In days gone by, graphic designers have used the term ‘above the fold’ to refer to the important content that features on the upper half of the front page of a newspaper. This is because when papers are delivered, they are normally folded in half so they display the top part of the paper only. Typically, this may have featured a large, engaging photograph, or headline news that the editor considered to be the lead story.

With the print industry fast becoming a distant dot on the horizon, the use of this term has been used interchangeably and has now become commonplace in the world of web. It is used in web design to acknowledge the portions of a webpage that can be visible without the user having to scroll. When we consider that the print and web industry are like chalk and cheese in terms of functionality, this term can be deemed inaccurate as screen sizes vary significantly between users, especially now in an era where websites are viewed with mobile devices and tablets as much as desktop computers.

Ignoring the cries of web designers everywhere, the new digital fold concept has evolved into ‘squeeze as much content as you can above a certain number of pixels’.

This concept is just wrong. Can you image how uninviting a newspaper would look if it crammed all of its content on the front page? How would you feel if you were to open up the paper only to discover blank pages on the inside?

The same principles should be applied to your website.

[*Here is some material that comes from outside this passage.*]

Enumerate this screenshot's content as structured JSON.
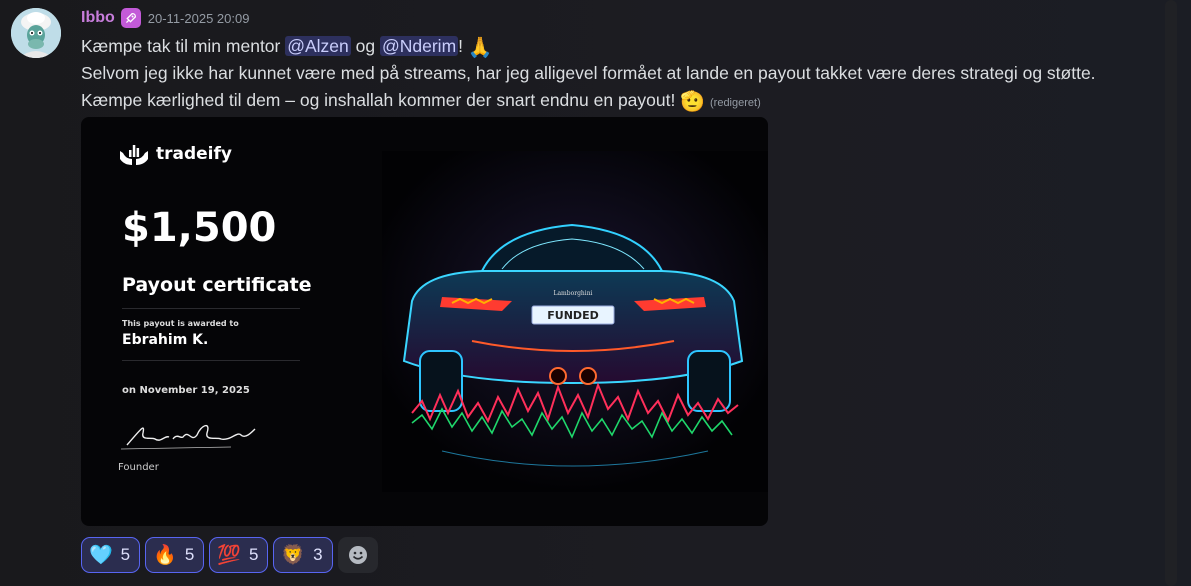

If all of your important content is forced to the top and delivered to the user when they first lay eyes on your site they are going to feel overwhelmed, bombarded and frustrated.  All that information overload will simply just discourage them from delving into the sub pages of your site and as a result, they are most likely to refrain from contacting you about your product or service.

The main goal of the newspaper is to get you to read the entire paper, newspapers offer snippets of feature articles on the front page with the goal of leading you inside. The same goes for your website: it is an overview of your business, designed to give the user a quick taste of what you have to offer and make them want more.

As screen resolutions increase and touchscreen devices become more prolific we are seeing longer page designs that house more content, resulting in a smaller website footprint. A user that has to scroll down the page will encounter less obstruction than someone who has to click a link and wait for the next page to load.

Don’t be shy about using space: open up your designs; use white space wherever possible to give your users some visual breathing room. If your content is compelling enough, your users will read it to the end – without getting a headache.

Below is a great article explaining this concept.